Fried-chicken fans should target the terrific chicken karaage. Listed under appetizers, it features crispy-coated thighs that arrive with a lively, sesame-oil-tinged slaw (much of Kirin’s fare is anointed with sesame oil) and in such a big serving that even the “small” order ($8.50) was entree-sized.
Another standout on the wide-ranging appetizer menu handsomely illustrates an alliance between Japanese and Jewish approaches to seafood. Called tuna crispy rice ($10.50 for three), it’s golden-brown crunchy rice cakes topped with clean-tasting tuna tartare and garnished with Japanese-style mayonnaise and a sliver of serrano chile. If spicy tuna sushi and a salmon latke had a baby, it’d be something like this.
While more commonplace, both the pan fried mini pork gyoza ($8) and the meatball appetizers ($8) were large and pleasant. I’d definitely give the edge to the gyoza — purse-shaped dumplings with fun-to-munch, pan-crisped bottoms and juicy, scallion-flecked ground-pork fillings. If the meatballs seemed hardly artisanal, their sweet-tangy glaze and springy textures made them easy to eat.
I could say something similar about Kirin’s traditional-style ramen: the classic shoyu ($12.50), whose clear broth featured an appealing baconlike flavor countered by spinach; and the classic miso ($13), whose opaque broth had rich-and-savory peanut butter notes.
Each also had loads of decent noodles, plus scallions, bamboo shoots, one slice of roast pork (thick and good-tasting but not tender) and half a respectable ramen egg. Though not as nuanced or as prettily presented as the best versions in town, both soups were huge and satisfying meals.
Frankly, the ramen I preferred here didn’t have a “classic” designation. These include tan tan men ($13.50), Kirin’s version of a popular-in-Japan riff on Sichuan dandan noodles. This simple-but-likeable soup was quite refreshing, especially when ordered chilled (a menu option) on a hot afternoon. Its other attributes were marinated ground beef, attractive cucumber segments and a spicy broth bearing citrusy, sweet and eggy notes.
The ramen I enjoyed most was the raksa curry ($14), which was similar to a Thai-style curry. It starred a spicy broth enriched with coconut milk, dark-meat chicken, shellfish notes and abundant vegetables. Dishes like this — and the prospect of sampling other dishes here (like tomato-and-cheese ramen, sauteed shishito peppers and the “coming soon” sushi) — will definitely lure me back to, umm, the Cooks Near Cooke area.

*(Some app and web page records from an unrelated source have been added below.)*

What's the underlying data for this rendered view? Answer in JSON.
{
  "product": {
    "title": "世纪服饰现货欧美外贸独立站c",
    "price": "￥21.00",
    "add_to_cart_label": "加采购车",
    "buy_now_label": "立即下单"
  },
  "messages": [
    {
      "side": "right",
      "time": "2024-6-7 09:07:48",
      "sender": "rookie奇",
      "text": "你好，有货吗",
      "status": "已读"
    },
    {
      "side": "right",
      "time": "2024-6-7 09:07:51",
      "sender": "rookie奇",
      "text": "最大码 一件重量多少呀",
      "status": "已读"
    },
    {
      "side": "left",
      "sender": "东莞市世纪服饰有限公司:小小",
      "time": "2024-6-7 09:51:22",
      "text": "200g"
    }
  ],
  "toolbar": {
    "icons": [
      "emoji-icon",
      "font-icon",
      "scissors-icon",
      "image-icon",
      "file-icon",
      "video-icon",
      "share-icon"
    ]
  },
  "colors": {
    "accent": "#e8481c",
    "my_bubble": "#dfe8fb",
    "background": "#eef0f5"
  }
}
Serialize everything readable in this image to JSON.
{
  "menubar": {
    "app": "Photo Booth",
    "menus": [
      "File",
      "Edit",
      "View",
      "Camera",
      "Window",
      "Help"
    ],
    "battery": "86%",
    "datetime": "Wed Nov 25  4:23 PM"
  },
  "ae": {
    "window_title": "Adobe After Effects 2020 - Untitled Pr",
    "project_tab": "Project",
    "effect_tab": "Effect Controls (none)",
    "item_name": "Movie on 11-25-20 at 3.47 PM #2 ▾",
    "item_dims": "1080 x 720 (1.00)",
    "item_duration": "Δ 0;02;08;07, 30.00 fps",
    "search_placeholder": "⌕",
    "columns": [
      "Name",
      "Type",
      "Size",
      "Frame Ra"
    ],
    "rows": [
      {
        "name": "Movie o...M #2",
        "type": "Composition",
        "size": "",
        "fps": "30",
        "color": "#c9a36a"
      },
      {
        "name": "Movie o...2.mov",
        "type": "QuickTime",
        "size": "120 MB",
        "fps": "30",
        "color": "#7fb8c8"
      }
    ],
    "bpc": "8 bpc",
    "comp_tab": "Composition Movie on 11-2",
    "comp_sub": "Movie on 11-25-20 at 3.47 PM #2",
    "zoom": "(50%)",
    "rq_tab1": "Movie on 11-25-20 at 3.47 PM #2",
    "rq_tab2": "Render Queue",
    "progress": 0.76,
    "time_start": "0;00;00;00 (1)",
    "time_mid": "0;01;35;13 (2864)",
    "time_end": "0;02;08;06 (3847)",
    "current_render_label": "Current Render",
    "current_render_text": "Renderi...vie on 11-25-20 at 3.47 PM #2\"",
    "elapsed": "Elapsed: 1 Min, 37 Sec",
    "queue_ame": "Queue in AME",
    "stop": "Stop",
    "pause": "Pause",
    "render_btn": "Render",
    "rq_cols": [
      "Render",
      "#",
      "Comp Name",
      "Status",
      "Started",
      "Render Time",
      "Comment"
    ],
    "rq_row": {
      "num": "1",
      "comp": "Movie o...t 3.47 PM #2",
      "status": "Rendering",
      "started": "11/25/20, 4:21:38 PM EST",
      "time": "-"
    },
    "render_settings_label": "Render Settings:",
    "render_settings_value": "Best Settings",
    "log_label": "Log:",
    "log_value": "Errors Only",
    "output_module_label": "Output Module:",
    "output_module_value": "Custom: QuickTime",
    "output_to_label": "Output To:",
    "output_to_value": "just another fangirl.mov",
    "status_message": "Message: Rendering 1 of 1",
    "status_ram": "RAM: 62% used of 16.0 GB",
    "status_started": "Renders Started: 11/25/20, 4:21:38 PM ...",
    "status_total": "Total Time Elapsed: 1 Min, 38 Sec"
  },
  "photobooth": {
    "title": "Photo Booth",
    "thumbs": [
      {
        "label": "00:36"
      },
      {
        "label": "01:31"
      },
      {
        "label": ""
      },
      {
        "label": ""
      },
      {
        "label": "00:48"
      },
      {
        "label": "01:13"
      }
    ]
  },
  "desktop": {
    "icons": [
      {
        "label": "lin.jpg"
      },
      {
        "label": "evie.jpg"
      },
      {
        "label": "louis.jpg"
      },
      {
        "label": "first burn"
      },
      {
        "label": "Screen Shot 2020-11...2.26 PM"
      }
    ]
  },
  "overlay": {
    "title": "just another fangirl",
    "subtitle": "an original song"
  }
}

Kirin Noodle Bar
4227 N. High St., Clintonville
Hours: 11 a.m. to 9 p.m. Monday, Wednesday, Thursday, Sunday; 11 a.m. to 9:30 p.m. Friday and Saturday; closed Tuesday.